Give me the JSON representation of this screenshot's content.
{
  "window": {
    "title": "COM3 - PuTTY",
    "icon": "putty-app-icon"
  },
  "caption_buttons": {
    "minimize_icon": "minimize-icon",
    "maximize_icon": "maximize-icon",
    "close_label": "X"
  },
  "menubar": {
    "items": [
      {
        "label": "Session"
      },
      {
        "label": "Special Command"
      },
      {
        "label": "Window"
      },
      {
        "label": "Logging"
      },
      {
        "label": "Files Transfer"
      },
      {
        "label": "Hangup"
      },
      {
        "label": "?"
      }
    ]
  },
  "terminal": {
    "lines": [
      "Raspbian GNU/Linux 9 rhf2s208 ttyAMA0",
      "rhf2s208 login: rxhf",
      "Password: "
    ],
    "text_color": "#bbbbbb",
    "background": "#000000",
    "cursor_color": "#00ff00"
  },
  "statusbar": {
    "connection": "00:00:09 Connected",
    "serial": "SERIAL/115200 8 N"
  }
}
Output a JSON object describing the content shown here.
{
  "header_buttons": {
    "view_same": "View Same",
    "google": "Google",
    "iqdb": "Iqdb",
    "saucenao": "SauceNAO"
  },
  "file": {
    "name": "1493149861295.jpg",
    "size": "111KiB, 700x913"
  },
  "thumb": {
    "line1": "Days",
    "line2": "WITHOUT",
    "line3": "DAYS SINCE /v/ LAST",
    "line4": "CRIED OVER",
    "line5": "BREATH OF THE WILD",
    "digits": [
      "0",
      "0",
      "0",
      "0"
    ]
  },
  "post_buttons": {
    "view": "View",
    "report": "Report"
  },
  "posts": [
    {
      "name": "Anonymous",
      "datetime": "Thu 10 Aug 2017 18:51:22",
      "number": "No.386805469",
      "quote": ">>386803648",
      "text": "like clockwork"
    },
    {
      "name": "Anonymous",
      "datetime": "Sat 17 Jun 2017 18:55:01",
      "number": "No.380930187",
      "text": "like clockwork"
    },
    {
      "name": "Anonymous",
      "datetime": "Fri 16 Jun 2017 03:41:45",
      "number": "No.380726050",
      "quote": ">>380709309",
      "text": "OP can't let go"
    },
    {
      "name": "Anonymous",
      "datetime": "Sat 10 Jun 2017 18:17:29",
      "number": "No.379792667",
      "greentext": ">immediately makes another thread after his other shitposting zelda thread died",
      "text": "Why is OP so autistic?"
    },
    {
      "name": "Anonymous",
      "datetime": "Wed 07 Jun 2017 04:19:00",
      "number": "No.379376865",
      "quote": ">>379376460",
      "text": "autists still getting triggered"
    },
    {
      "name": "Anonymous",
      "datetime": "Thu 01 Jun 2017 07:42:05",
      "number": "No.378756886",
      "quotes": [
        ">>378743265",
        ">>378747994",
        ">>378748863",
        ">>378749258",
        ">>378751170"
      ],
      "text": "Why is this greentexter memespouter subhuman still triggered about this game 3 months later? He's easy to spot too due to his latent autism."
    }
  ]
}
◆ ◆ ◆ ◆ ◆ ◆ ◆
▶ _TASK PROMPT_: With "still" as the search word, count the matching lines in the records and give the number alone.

▶ _COMPLETED EXERCISE_: 2